_Work required_.
Every line below that mentions the word "JSON" should be copied out.

Dataset entries:

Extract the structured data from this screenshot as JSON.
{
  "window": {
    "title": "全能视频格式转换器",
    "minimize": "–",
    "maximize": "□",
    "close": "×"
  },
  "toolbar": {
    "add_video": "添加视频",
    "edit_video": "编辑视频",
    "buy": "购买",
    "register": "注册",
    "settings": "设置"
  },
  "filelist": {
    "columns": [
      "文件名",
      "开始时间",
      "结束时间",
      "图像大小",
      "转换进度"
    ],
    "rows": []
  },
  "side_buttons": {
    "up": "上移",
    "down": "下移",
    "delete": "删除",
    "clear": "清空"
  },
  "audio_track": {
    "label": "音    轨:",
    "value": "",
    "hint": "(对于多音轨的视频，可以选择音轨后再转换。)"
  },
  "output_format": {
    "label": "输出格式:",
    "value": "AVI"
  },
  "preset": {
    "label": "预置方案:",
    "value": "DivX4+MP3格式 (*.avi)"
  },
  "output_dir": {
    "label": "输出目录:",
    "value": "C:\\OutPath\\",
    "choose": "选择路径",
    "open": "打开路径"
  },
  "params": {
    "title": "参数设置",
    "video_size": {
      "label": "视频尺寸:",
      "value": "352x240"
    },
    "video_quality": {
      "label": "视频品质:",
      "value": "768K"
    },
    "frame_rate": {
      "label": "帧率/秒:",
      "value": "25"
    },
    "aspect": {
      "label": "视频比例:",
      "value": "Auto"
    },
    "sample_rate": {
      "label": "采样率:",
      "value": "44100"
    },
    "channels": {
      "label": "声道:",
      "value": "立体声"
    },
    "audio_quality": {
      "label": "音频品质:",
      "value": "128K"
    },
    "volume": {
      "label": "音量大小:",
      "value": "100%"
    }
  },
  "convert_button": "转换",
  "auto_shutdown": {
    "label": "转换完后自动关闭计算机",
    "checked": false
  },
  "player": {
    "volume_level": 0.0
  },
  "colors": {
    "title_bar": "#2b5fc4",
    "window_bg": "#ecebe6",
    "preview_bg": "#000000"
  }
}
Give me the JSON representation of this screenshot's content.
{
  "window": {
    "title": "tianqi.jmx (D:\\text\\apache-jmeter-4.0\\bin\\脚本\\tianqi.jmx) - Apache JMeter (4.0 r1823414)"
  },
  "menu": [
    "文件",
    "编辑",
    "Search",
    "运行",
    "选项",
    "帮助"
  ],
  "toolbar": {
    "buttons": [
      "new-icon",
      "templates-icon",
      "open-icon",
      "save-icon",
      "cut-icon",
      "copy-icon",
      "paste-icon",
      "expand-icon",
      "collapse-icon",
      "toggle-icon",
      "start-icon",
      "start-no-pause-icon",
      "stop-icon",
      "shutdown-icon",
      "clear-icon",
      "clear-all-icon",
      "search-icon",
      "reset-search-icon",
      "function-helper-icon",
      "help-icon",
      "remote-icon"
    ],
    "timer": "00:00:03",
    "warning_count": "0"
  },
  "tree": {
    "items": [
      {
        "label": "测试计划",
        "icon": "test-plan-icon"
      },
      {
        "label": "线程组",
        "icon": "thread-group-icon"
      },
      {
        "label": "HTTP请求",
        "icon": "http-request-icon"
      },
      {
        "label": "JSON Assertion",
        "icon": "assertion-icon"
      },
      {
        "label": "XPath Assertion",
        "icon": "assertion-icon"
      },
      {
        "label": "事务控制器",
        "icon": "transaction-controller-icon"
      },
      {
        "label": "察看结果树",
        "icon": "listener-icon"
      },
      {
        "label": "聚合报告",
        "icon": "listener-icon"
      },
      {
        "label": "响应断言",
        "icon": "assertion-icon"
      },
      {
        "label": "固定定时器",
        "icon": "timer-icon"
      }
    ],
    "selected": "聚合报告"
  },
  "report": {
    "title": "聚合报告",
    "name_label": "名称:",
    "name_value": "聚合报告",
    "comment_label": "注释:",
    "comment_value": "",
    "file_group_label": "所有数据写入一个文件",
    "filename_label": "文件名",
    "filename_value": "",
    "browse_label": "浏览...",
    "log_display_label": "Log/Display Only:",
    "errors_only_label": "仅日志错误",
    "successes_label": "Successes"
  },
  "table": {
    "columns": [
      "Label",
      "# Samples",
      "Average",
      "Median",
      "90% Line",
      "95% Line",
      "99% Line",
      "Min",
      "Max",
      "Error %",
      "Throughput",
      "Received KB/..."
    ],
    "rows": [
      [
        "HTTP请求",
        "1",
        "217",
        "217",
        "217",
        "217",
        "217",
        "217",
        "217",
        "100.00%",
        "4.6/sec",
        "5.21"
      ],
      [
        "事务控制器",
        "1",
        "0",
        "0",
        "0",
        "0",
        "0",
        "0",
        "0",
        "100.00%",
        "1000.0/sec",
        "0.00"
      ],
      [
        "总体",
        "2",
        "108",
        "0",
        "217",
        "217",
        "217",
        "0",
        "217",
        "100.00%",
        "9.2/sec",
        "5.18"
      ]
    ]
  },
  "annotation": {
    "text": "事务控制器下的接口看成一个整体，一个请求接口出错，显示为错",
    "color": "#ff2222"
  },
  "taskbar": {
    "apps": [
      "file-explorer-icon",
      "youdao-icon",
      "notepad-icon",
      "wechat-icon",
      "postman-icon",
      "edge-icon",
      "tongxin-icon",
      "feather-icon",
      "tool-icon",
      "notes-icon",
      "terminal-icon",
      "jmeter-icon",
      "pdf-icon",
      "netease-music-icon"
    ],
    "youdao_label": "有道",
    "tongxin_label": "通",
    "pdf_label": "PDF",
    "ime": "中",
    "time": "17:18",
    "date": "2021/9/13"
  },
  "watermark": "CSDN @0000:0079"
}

_Written answer_.
Extract the structured data from this screenshot as JSON.
Give me the JSON representation of this screenshot's content.
        "label": "JSON Assertion",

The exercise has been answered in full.